At issue is the Wireless LAN Authentication and Privacy Infrastructure (WAPI) encryption scheme, which China last December mandated must be incorporated into every WLAN device used within China's borders by June 1, 2004.
The scheme is incompatible with the Wired Equivalent Privacy (WEP) or Advanced Encryption Scheme (AES) schemes currently used by the IEEE in its 802.11x standards.
In addition, China has demanded that any company wishing to incorporate the scheme must partner with one of 24 Chinese domestic companies which have the WAPI-specific intellectual property. This has U.S., European and Japanese industry groups up in arms.
"Forcing foreign manufacturers to co-produce with Chinese competitors to meet a unique mandatory regulation in order to enter the Chinese market is unacceptable," said Rhett Dawson, president of the Information Technology Industry Council.
Dawson spoke at a press conference in Washington earlier this week.
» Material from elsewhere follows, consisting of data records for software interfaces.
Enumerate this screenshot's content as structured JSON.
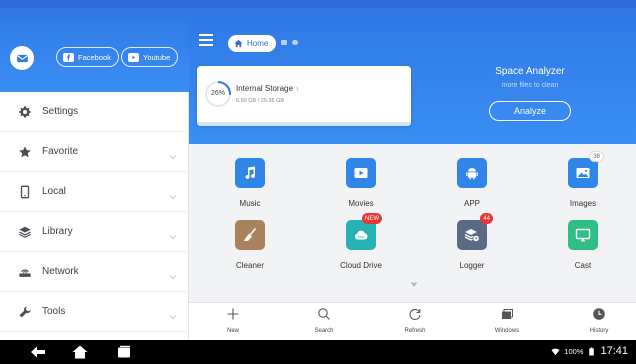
{
  "sidebar": {
    "social": {
      "facebook": "Facebook",
      "youtube": "Youtube"
    },
    "items": [
      {
        "label": "Settings",
        "icon": "gear-icon"
      },
      {
        "label": "Favorite",
        "icon": "star-icon"
      },
      {
        "label": "Local",
        "icon": "phone-icon"
      },
      {
        "label": "Library",
        "icon": "stack-icon"
      },
      {
        "label": "Network",
        "icon": "router-icon"
      },
      {
        "label": "Tools",
        "icon": "wrench-icon"
      }
    ]
  },
  "header": {
    "breadcrumb": "Home",
    "storage": {
      "title": "Internal Storage",
      "percent": "26%",
      "size": "6.50 GB / 25.36 GB"
    },
    "space_analyzer": {
      "title": "Space Analyzer",
      "subtitle": "more files to clean",
      "button": "Analyze"
    }
  },
  "grid": {
    "tiles": [
      {
        "label": "Music",
        "icon": "music-note-icon",
        "color": "#2f86e6"
      },
      {
        "label": "Movies",
        "icon": "play-icon",
        "color": "#2f86e6"
      },
      {
        "label": "APP",
        "icon": "android-icon",
        "color": "#2f86e6"
      },
      {
        "label": "Images",
        "icon": "image-icon",
        "color": "#2f86e6",
        "badge": "38"
      },
      {
        "label": "Cleaner",
        "icon": "broom-icon",
        "color": "#a9825e"
      },
      {
        "label": "Cloud Drive",
        "icon": "cloud-icon",
        "color": "#27b3b3",
        "badge": "NEW"
      },
      {
        "label": "Logger",
        "icon": "logger-icon",
        "color": "#5a6a86",
        "badge": "44"
      },
      {
        "label": "Cast",
        "icon": "cast-icon",
        "color": "#2fbf86"
      }
    ]
  },
  "toolbar": {
    "items": [
      {
        "label": "New",
        "icon": "plus-icon"
      },
      {
        "label": "Search",
        "icon": "search-icon"
      },
      {
        "label": "Refresh",
        "icon": "refresh-icon"
      },
      {
        "label": "Windows",
        "icon": "windows-icon"
      },
      {
        "label": "History",
        "icon": "history-icon"
      }
    ]
  },
  "system": {
    "battery": "100%",
    "time": "17:41"
  },
  "colors": {
    "accent": "#2f78e6",
    "badge": "#e53935"
  }
}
He was joined by representatives of the Semiconductor Industry Association, the U.S. Chamber of Commerce, the National Association of Manufacturers (NAM) and U.S.-China Business Council.
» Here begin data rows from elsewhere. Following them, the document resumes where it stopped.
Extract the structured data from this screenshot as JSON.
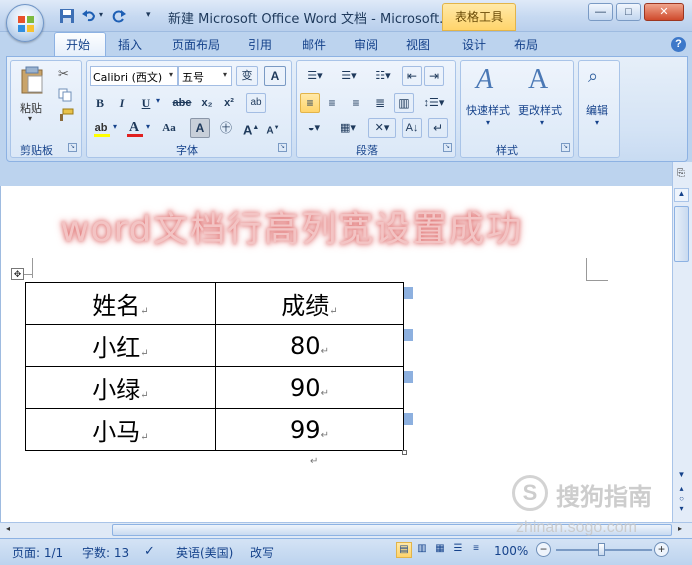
{
  "window": {
    "title": "新建 Microsoft Office Word 文档 - Microsoft...",
    "context_tab": "表格工具",
    "controls": [
      "—",
      "□",
      "✕"
    ]
  },
  "tabs": [
    "开始",
    "插入",
    "页面布局",
    "引用",
    "邮件",
    "审阅",
    "视图",
    "设计",
    "布局"
  ],
  "ribbon": {
    "clipboard": {
      "label": "剪贴板",
      "paste": "粘贴"
    },
    "font": {
      "label": "字体",
      "font_name": "Calibri (西文)",
      "font_size": "五号",
      "bold": "B",
      "italic": "I",
      "underline": "U",
      "strike": "abe",
      "subscript": "x₂",
      "superscript": "x²",
      "grow": "A",
      "shrink": "A",
      "case": "Aa",
      "phonetic": "变",
      "border_char": "A"
    },
    "paragraph": {
      "label": "段落"
    },
    "styles": {
      "label": "样式",
      "quick_styles": "快速样式",
      "change_styles": "更改样式"
    },
    "editing": {
      "label": "编辑"
    }
  },
  "overlay_text": "word文档行高列宽设置成功",
  "table": {
    "rows": [
      [
        "姓名",
        "成绩"
      ],
      [
        "小红",
        "80"
      ],
      [
        "小绿",
        "90"
      ],
      [
        "小马",
        "99"
      ]
    ]
  },
  "statusbar": {
    "page": "页面: 1/1",
    "words": "字数: 13",
    "language": "英语(美国)",
    "mode": "改写",
    "zoom": "100%"
  },
  "watermark": {
    "brand": "搜狗指南",
    "url": "zhinan.sogo.com"
  }
}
"We hope the Chinese will participate in the international standards development process to achieve one global security standard for wireless products," Dawson continued.
Frank Vargo, vice president of international affairs at NAM, was less diplomatic. "This is one of the most ludicrous trade barriers I've ever come across," he said. "It doesn't pass the laugh test...it just tramples over one of the most basic provisions of the WTO and that's called National Treatment."
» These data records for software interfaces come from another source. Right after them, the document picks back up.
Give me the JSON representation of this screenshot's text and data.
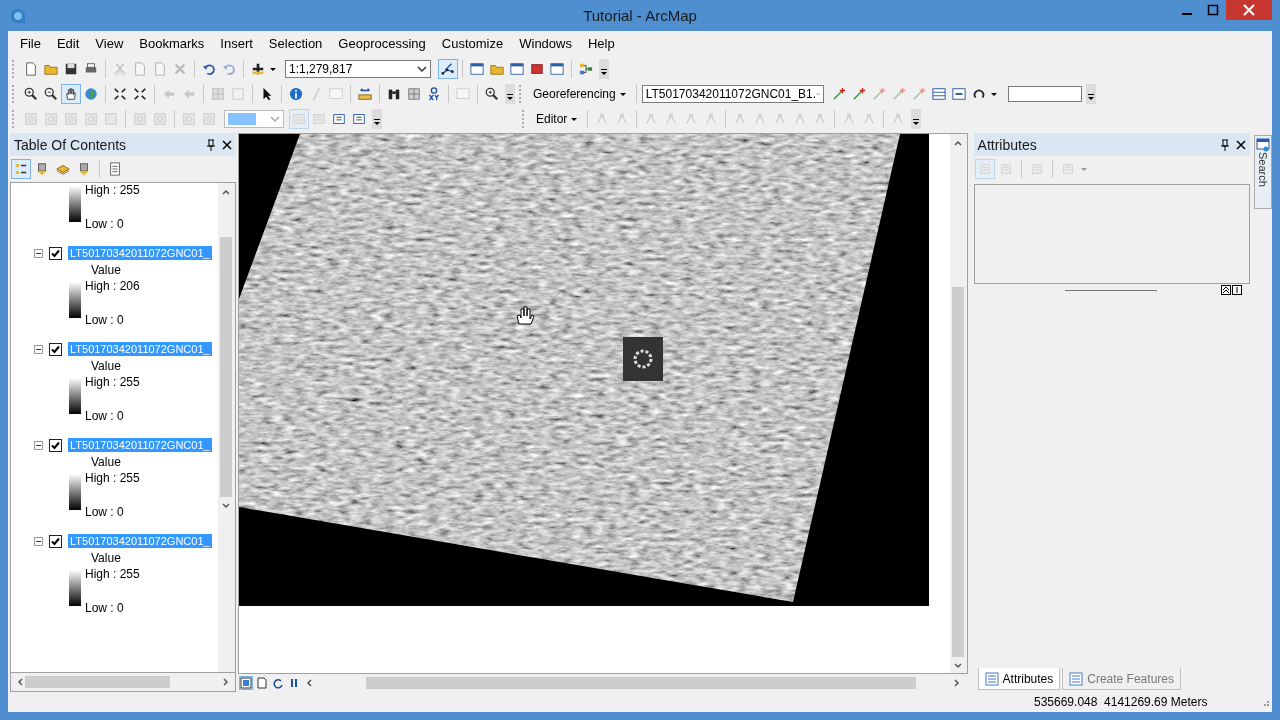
{
  "window": {
    "title": "Tutorial - ArcMap"
  },
  "menu": [
    "File",
    "Edit",
    "View",
    "Bookmarks",
    "Insert",
    "Selection",
    "Geoprocessing",
    "Customize",
    "Windows",
    "Help"
  ],
  "standard_toolbar": {
    "scale": "1:1,279,817"
  },
  "georeferencing_toolbar": {
    "menu": "Georeferencing",
    "layer": "LT50170342011072GNC01_B1."
  },
  "editor_toolbar": {
    "menu": "Editor"
  },
  "toc": {
    "title": "Table Of Contents",
    "legend_top": {
      "high": "High : 255",
      "low": "Low : 0"
    },
    "layers": [
      {
        "name": "LT50170342011072GNC01_",
        "checked": true,
        "expanded": true,
        "selected": true,
        "field": "Value",
        "high": "High : 206",
        "low": "Low : 0"
      },
      {
        "name": "LT50170342011072GNC01_",
        "checked": true,
        "expanded": true,
        "selected": true,
        "field": "Value",
        "high": "High : 255",
        "low": "Low : 0"
      },
      {
        "name": "LT50170342011072GNC01_",
        "checked": true,
        "expanded": true,
        "selected": true,
        "field": "Value",
        "high": "High : 255",
        "low": "Low : 0"
      },
      {
        "name": "LT50170342011072GNC01_",
        "checked": true,
        "expanded": true,
        "selected": true,
        "field": "Value",
        "high": "High : 255",
        "low": "Low : 0"
      }
    ]
  },
  "attributes": {
    "title": "Attributes"
  },
  "side_tab": "Search",
  "bottom_tabs": [
    {
      "label": "Attributes",
      "selected": true
    },
    {
      "label": "Create Features",
      "selected": false
    }
  ],
  "status_bar": {
    "coordinates": "535669.048  4141269.69 Meters"
  }
}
National Treatment is the WTO provision that ensures that foreign companies are not treated differently from domestic companies.
"This is an excellent example of why we fought so hard to get China into the WTO. They've done this kind of thing for decades and could get away with it because they weren't subject to rules now they are and it's up to us and enforce these rules," he said.
Myron Brilliant, vice president of the Asia & International division at the Chamber of Commerce recently returned from a 15-member delegation to China that emphasized the importance of closer business ties.
"Our concern is that while China remains committed to the WTO process, it has lost momentum," said Brilliant. "China must follow through on its commitment. This goes well beyond the wireless industry and could undermine confidence in WTO implementation efforts of China. We cannot allow standards to become a thinly disguised trade barrier."
"The losers will be China," said Vargo, who predicted mirror-image legislation in U.S.
Politicians have already rallied around the cause. In a letter to U.S. Trade Representative Robert Zoellick several lawmakers asked Zoellick to become personally involved in the issue and raise it for a quick resolution with his Chinese counterpart.
Lawmakers also sent a letter to Yang Jiechi, Chinese Ambassador to the U.S., encouraging the Chinese government to work with the U.S. and the international standards community on a "mutually acceptable resolution" to address concerns regarding their WLAN standard.
In these letters, members of Congress said: "Requiring U.S. manufacturers to partner with certain Chinese competitors, while freely providing encryption information to Chinese companies, raises grave concerns about the WTO consistency of the new standards and specifically whether the WTO rules on national treatment are being followed."